On Sun, Oct 11, 2020 at 05:47:44PM -0400, Wes Turner wrote:

No, 2 times something is greater than something. Something over something is 1.
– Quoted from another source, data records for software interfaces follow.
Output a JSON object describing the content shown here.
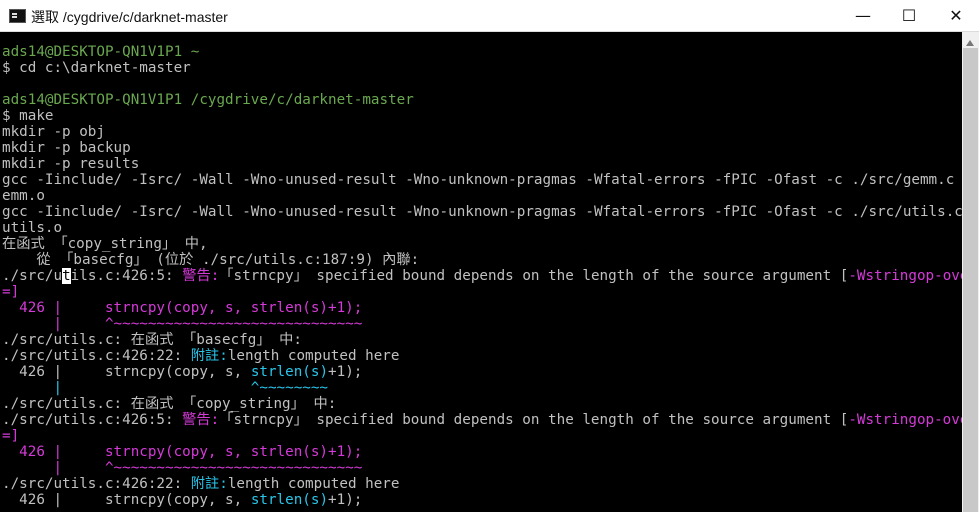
{
  "window": {
    "title": "選取 /cygdrive/c/darknet-master",
    "minimize": "—",
    "maximize": "☐",
    "close": "✕"
  },
  "terminal": {
    "prompt1": "ads14@DESKTOP-QN1V1P1 ~",
    "cmd1": "$ cd c:\\darknet-master",
    "prompt2": "ads14@DESKTOP-QN1V1P1 /cygdrive/c/darknet-master",
    "cmd2": "$ make",
    "out1": "mkdir -p obj",
    "out2": "mkdir -p backup",
    "out3": "mkdir -p results",
    "gcc1": "gcc -Iinclude/ -Isrc/ -Wall -Wno-unused-result -Wno-unknown-pragmas -Wfatal-errors -fPIC -Ofast -c ./src/gemm.c -o obj/g",
    "gcc1b": "emm.o",
    "gcc2": "gcc -Iinclude/ -Isrc/ -Wall -Wno-unused-result -Wno-unknown-pragmas -Wfatal-errors -fPIC -Ofast -c ./src/utils.c -o obj/",
    "gcc2b": "utils.o",
    "func1": "在函式 「copy_string」 中,",
    "inline1": "    從 「basecfg」 (位於 ./src/utils.c:187:9) 內聯:",
    "warn1a": "./src/u",
    "warn1cursor": "t",
    "warn1b": "ils.c:426:5: ",
    "warnLabel": "警告:",
    "warnText": "「strncpy」 specified bound depends on the length of the source argument [",
    "warnFlag": "-Wstringop-overflow",
    "warnEnd": "=]",
    "code1": "  426 |     strncpy(copy, s, strlen(s)+1);",
    "caret1": "      |     ^~~~~~~~~~~~~~~~~~~~~~~~~~~~~~",
    "func2": "./src/utils.c: 在函式 「basecfg」 中:",
    "note1a": "./src/utils.c:426:22: ",
    "noteLabel": "附註:",
    "noteText": "length computed here",
    "code2a": "  426 |     strncpy(copy, s, ",
    "strlen": "strlen(s)",
    "code2b": "+1);",
    "caret2": "      |                      ^~~~~~~~~",
    "func3": "./src/utils.c: 在函式 「copy_string」 中:",
    "warn2a": "./src/utils.c:426:5: ",
    "code3": "  426 |     strncpy(copy, s, strlen(s)+1);",
    "caret3": "      |     ^~~~~~~~~~~~~~~~~~~~~~~~~~~~~~",
    "note2a": "./src/utils.c:426:22: ",
    "code4a": "  426 |     strncpy(copy, s, ",
    "code4b": "+1);"
  }
}
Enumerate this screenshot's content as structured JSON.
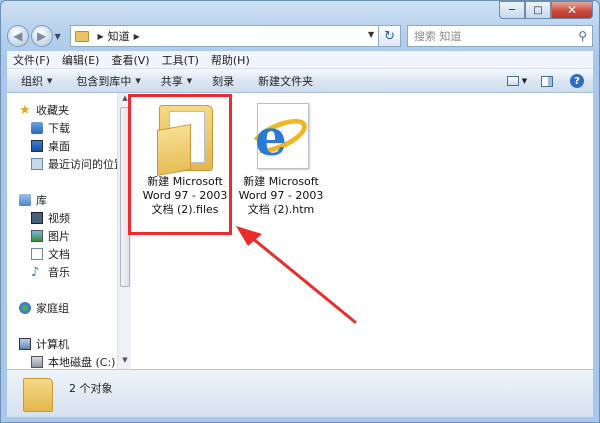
{
  "address": {
    "crumb": "知道"
  },
  "search": {
    "placeholder": "搜索 知道"
  },
  "menu": [
    "文件(F)",
    "编辑(E)",
    "查看(V)",
    "工具(T)",
    "帮助(H)"
  ],
  "toolbar": {
    "organize": "组织",
    "include": "包含到库中",
    "share": "共享",
    "burn": "刻录",
    "new_folder": "新建文件夹"
  },
  "sidebar": {
    "favorites": "收藏夹",
    "downloads": "下载",
    "desktop": "桌面",
    "recent": "最近访问的位置",
    "libraries": "库",
    "videos": "视频",
    "pictures": "图片",
    "documents": "文档",
    "music": "音乐",
    "homegroup": "家庭组",
    "computer": "计算机",
    "local_disk": "本地磁盘 (C:)"
  },
  "files": [
    {
      "name": "新建 Microsoft Word 97 - 2003 文档 (2).files",
      "type": "folder"
    },
    {
      "name": "新建 Microsoft Word 97 - 2003 文档 (2).htm",
      "type": "ie-html"
    }
  ],
  "status": {
    "count": "2 个对象"
  },
  "colors": {
    "highlight": "#ee2b2b",
    "window": "#a9c7ea"
  }
}
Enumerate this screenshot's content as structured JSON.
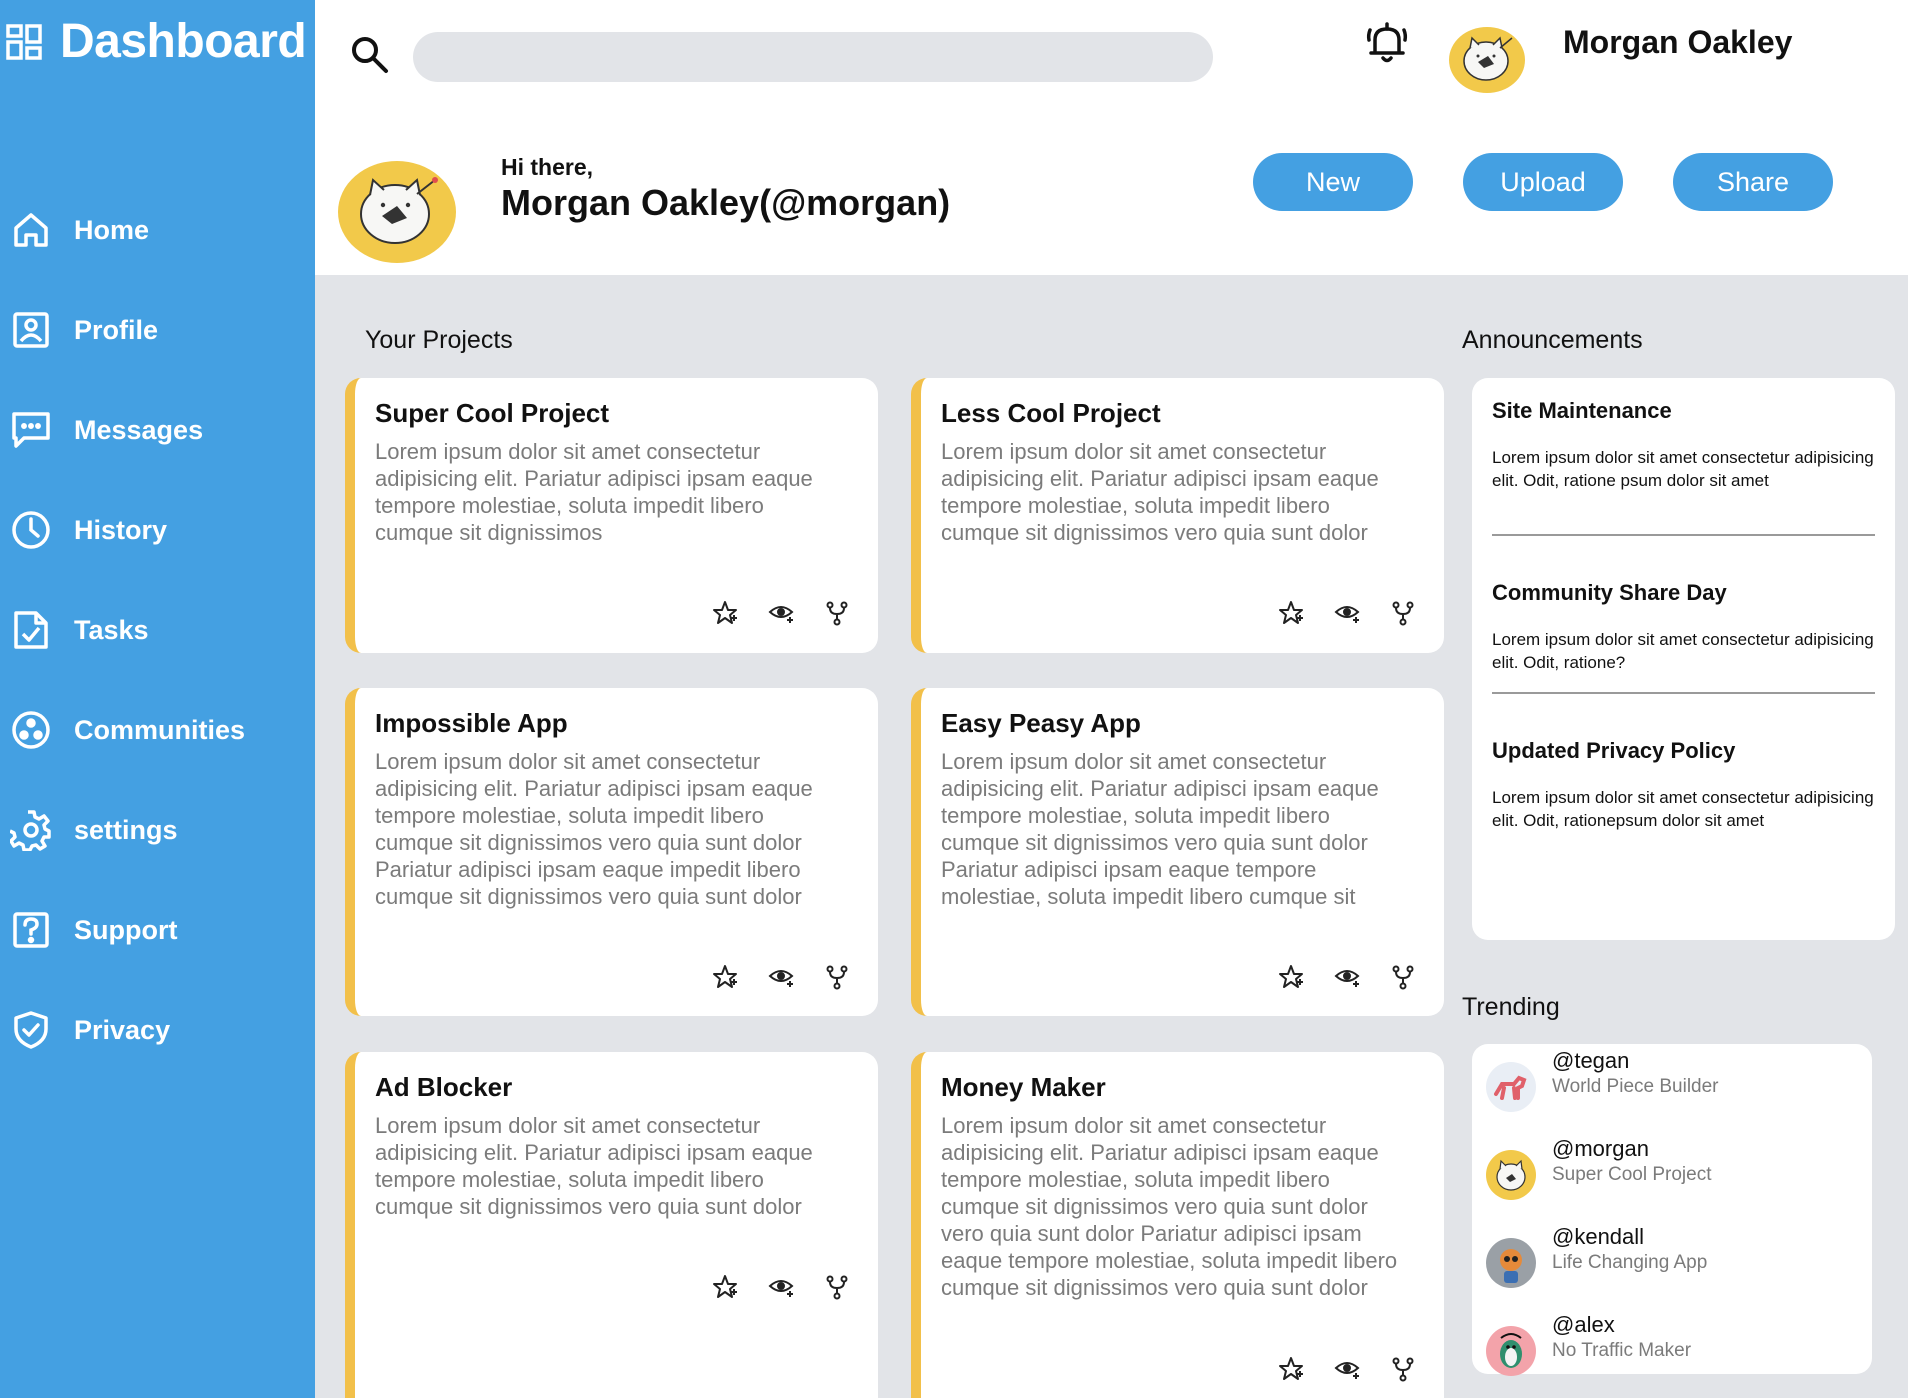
{
  "colors": {
    "accent": "#44a0e2",
    "card_border": "#f2c04a",
    "background": "#e2e4e8",
    "avatar_yellow": "#f2c94a"
  },
  "sidebar": {
    "brand": {
      "icon": "dashboard-grid-icon",
      "title": "Dashboard"
    },
    "items": [
      {
        "label": "Home",
        "icon": "home-icon"
      },
      {
        "label": "Profile",
        "icon": "profile-icon"
      },
      {
        "label": "Messages",
        "icon": "message-icon"
      },
      {
        "label": "History",
        "icon": "clock-icon"
      },
      {
        "label": "Tasks",
        "icon": "tasks-icon"
      },
      {
        "label": "Communities",
        "icon": "communities-icon"
      },
      {
        "label": "settings",
        "icon": "gear-icon"
      },
      {
        "label": "Support",
        "icon": "question-icon"
      },
      {
        "label": "Privacy",
        "icon": "shield-icon"
      }
    ]
  },
  "header": {
    "search": {
      "placeholder": "",
      "value": ""
    },
    "notifications_icon": "bell-icon",
    "username": "Morgan Oakley",
    "greeting": "Hi there,",
    "fullname": "Morgan Oakley(@morgan)",
    "buttons": {
      "new": "New",
      "upload": "Upload",
      "share": "Share"
    }
  },
  "projects": {
    "title": "Your Projects",
    "items": [
      {
        "title": "Super Cool Project",
        "desc": "Lorem ipsum dolor sit amet consectetur adipisicing elit. Pariatur adipisci ipsam eaque tempore molestiae, soluta impedit libero cumque sit dignissimos"
      },
      {
        "title": "Less Cool Project",
        "desc": "Lorem ipsum dolor sit amet consectetur adipisicing elit. Pariatur adipisci ipsam eaque tempore molestiae, soluta impedit libero cumque sit dignissimos vero quia sunt dolor"
      },
      {
        "title": "Impossible App",
        "desc": "Lorem ipsum dolor sit amet consectetur adipisicing elit. Pariatur adipisci ipsam eaque tempore molestiae, soluta impedit libero cumque sit dignissimos vero quia sunt dolor Pariatur adipisci ipsam eaque impedit libero cumque sit dignissimos vero quia sunt dolor"
      },
      {
        "title": "Easy Peasy App",
        "desc": "Lorem ipsum dolor sit amet consectetur adipisicing elit. Pariatur adipisci ipsam eaque tempore molestiae, soluta impedit libero cumque sit dignissimos vero quia sunt dolor Pariatur adipisci ipsam eaque tempore molestiae, soluta impedit libero cumque sit"
      },
      {
        "title": "Ad Blocker",
        "desc": "Lorem ipsum dolor sit amet consectetur adipisicing elit. Pariatur adipisci ipsam eaque tempore molestiae, soluta impedit libero cumque sit dignissimos vero quia sunt dolor"
      },
      {
        "title": "Money Maker",
        "desc": "Lorem ipsum dolor sit amet consectetur adipisicing elit. Pariatur adipisci ipsam eaque tempore molestiae, soluta impedit libero cumque sit dignissimos vero quia sunt dolor vero quia sunt dolor Pariatur adipisci ipsam eaque tempore molestiae, soluta impedit libero cumque sit dignissimos vero quia sunt dolor"
      }
    ],
    "action_icons": [
      "star-icon",
      "watch-icon",
      "fork-icon"
    ]
  },
  "announcements": {
    "title": "Announcements",
    "items": [
      {
        "title": "Site Maintenance",
        "body": "Lorem ipsum dolor sit amet consectetur adipisicing elit. Odit, ratione psum dolor sit amet"
      },
      {
        "title": "Community Share Day",
        "body": "Lorem ipsum dolor sit amet consectetur adipisicing elit. Odit, ratione?"
      },
      {
        "title": "Updated Privacy Policy",
        "body": "Lorem ipsum dolor sit amet consectetur adipisicing elit. Odit, rationepsum dolor sit amet"
      }
    ]
  },
  "trending": {
    "title": "Trending",
    "items": [
      {
        "handle": "@tegan",
        "project": "World Piece Builder",
        "avatar": "dog-avatar"
      },
      {
        "handle": "@morgan",
        "project": "Super Cool Project",
        "avatar": "cat-avatar"
      },
      {
        "handle": "@kendall",
        "project": "Life Changing App",
        "avatar": "fox-avatar"
      },
      {
        "handle": "@alex",
        "project": "No Traffic Maker",
        "avatar": "penguin-avatar"
      }
    ]
  }
}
Define "something". Define "times" (multiplication). Define "greater than". Define "over" (division). And while you are at it, don't forget to define what you mean by "infinity". Do you mean potential infinity, actual infinity, Absolute infinity, aleph and beth numbers, omegas, or something else? https://www.cut-the-knot.org/WhatIs/WhatIsInfinity.shtml I am not being facetious. Getting your definitions right is vital if you wish to avoid error, and to avoid miscommunication. Change the definitions, and you change the meaning of everything said. (1) In the so-called "real numbers", there is no such thing as infinity. Since there is no such thing as infinity, infinity is not "something" that can be multiplied or divided, or added or subtracted. In the Real number system, there is no coherent way of doing arithmetic on "infinity". "Two times infinity" is meaningless. In the real numbers, there's no sensible way of doing arithmetic with "infinity" without leading to contradiction. Informally, infinity in the Real number system is a process that never completes, so doing twice as much doesn't take any longer. (2) Mathematicians have created at least two extensions to the Real number line which do include at least one infinity. It is possible to construct a coherent system that is not self-contradictory by including either a pair of plus and minus infinity, or just a single unsigned infinity: https://en.wikipedia.org/wiki/Extended_real_number_line https://en.wikipedia.org/wiki/Projectively_extended_real_line But in doing so, we have to give up certain "common sense" properties of finite numbers. For example, with only a single infinity, infinity is both greater than everything, and less than (more negative) than everything. We lose a coherent definition of "greater than". Even in the extended number lines, two times infinity is just infinity, and infinity divided by infinity is not coherent and cannot be defined in any sensible way. The IEEE-754 standard, and consequently Python floats, closely models the extended real number line. (3) In the *cardinal numbers*, there is something called infinity. Or rather, there are an *infinite number* of infinities, starting with the smallest, aleph-0, which represents the cardinality of the integers, i.e. what people usually mean when they think of infinity. Even in the cardinal numbers, two times infinity (aleph-0) is just aleph-0; however you might be pleased to know that two to the power of aleph-0 is aleph-1. Arithmetic with infinite cardinal numbers is strange. https://en.wikipedia.org/wiki/Hilbert's_paradox_of_the_Grand_Hotel (4) In other extensions of the real numbers, such as hyperreal and surreal numbers, we can work with various different kinds of infinities (and infinitesimals). For example, in the surreal numbers, we can do arithmetic on infinities, and you will be gratified, I am sure, that twice infinity is different from plain old infinity. In the language of the surreals: 2ω = ω + ω ≠ ω (That's an omega symbol, not ∞.) Unfortunately, the surreals are very different from the commonsense world of the real numbers we know and love. For starters, they form a tree, not a line. You cannot reach ω by starting at 0 and adding 1 repeatedly. (ω is not the successor of any ordinal number.) Consequently there are other infinite numbers like ω-1 that are less than infinity but cannot be reached by counting upwards from zero but only by counting down from infinity. And of course, in the surreal numbers, there are an infinity of ever-growing infinities: not just ω+1 and 2ω but ω^2 and ω^ω and so on, all of which are "bigger than infinity". https://en.wikipedia.org/wiki/Surreal_number All very fascinating I am sure, but I don't think that we should be trying to emulate the surreal numbers as part of float. -- Steve